# The problem
How many lines in the records below hold the string "branch"? Answer with the number alone.

[Source data]
▼

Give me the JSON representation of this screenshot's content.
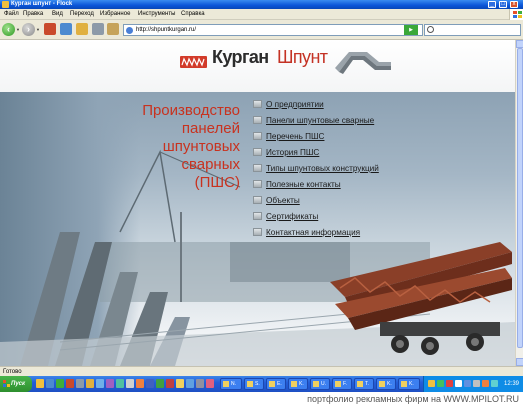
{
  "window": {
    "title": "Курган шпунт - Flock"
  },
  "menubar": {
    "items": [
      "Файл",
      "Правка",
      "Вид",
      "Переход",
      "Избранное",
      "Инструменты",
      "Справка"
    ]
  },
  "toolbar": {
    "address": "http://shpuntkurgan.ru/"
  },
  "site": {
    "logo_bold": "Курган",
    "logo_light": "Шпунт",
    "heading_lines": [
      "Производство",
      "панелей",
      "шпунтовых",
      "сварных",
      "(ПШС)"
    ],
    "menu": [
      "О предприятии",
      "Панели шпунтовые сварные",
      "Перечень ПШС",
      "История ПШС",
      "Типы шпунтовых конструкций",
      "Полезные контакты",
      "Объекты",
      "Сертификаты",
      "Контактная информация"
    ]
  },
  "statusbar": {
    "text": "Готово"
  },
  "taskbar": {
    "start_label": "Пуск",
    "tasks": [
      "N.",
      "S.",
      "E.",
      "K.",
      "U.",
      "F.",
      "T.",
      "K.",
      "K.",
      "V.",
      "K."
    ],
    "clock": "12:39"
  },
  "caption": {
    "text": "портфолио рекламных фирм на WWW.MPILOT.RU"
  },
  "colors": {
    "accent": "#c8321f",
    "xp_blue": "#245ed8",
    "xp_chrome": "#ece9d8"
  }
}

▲
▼

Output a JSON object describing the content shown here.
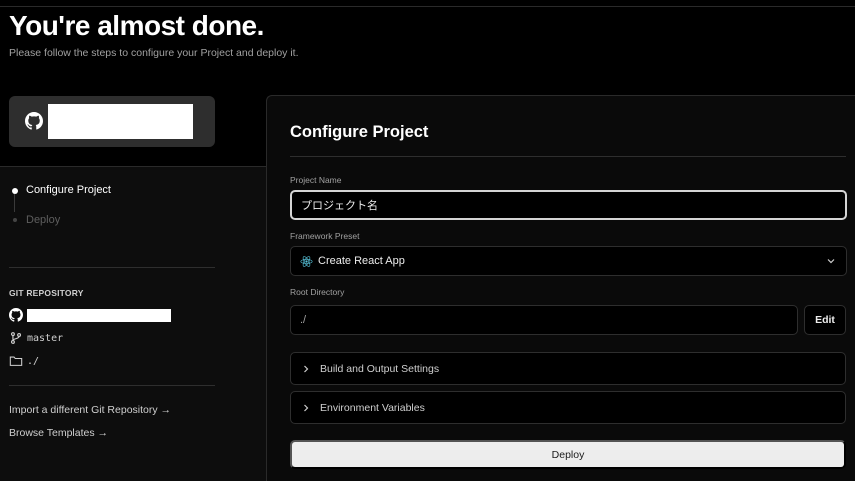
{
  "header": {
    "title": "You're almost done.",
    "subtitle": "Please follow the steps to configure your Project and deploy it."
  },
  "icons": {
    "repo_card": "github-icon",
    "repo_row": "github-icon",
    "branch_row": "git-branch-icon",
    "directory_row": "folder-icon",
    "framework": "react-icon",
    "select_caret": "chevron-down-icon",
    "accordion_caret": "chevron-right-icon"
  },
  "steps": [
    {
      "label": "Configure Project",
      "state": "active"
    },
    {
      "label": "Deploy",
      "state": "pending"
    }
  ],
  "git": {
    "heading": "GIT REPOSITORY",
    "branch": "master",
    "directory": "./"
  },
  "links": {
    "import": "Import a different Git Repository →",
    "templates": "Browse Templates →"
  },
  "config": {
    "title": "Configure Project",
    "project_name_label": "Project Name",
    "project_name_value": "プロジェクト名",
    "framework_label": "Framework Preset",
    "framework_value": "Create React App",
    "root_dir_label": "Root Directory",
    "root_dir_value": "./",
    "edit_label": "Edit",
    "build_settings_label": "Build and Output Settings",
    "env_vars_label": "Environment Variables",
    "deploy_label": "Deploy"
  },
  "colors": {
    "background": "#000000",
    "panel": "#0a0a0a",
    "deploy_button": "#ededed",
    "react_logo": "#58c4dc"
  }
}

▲

# Response to the exercise
2